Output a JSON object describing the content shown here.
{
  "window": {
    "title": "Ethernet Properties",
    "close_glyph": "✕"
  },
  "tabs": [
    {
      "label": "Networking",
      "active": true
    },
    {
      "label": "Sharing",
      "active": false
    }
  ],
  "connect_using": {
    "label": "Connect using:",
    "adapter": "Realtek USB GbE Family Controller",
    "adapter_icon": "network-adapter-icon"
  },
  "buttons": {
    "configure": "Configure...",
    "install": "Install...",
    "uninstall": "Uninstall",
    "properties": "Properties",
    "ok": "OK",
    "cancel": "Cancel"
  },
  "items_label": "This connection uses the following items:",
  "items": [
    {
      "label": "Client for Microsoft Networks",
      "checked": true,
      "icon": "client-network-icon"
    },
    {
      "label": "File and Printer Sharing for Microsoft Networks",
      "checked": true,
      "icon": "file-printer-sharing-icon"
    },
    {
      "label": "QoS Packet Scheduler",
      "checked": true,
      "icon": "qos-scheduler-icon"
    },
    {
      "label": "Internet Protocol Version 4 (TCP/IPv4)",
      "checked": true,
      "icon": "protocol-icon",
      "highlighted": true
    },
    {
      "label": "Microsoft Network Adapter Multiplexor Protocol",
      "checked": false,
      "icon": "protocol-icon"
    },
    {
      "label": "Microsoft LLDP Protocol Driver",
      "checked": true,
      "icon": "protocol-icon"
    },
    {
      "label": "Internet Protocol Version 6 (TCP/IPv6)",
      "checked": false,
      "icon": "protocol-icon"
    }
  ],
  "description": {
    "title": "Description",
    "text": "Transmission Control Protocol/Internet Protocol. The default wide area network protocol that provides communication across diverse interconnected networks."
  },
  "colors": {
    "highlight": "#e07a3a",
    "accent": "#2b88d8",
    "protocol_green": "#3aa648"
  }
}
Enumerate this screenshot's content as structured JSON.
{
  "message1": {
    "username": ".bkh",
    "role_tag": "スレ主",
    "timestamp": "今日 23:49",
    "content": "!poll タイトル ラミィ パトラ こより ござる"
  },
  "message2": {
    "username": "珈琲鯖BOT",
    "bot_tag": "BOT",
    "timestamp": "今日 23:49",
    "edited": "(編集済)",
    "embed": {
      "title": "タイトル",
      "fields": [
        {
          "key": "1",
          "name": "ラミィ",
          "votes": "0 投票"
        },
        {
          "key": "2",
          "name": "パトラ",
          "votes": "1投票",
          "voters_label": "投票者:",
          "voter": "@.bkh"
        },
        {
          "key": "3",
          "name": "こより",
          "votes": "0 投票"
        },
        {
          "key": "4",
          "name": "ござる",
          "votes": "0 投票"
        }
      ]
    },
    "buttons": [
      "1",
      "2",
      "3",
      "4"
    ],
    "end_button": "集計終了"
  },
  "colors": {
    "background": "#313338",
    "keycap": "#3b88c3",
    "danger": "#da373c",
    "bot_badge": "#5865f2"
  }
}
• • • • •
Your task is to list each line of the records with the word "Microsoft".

      "label": "Client for Microsoft Networks",
      "label": "File and Printer Sharing for Microsoft Networks",
      "label": "Microsoft Network Adapter Multiplexor Protocol",
      "label": "Microsoft LLDP Protocol Driver",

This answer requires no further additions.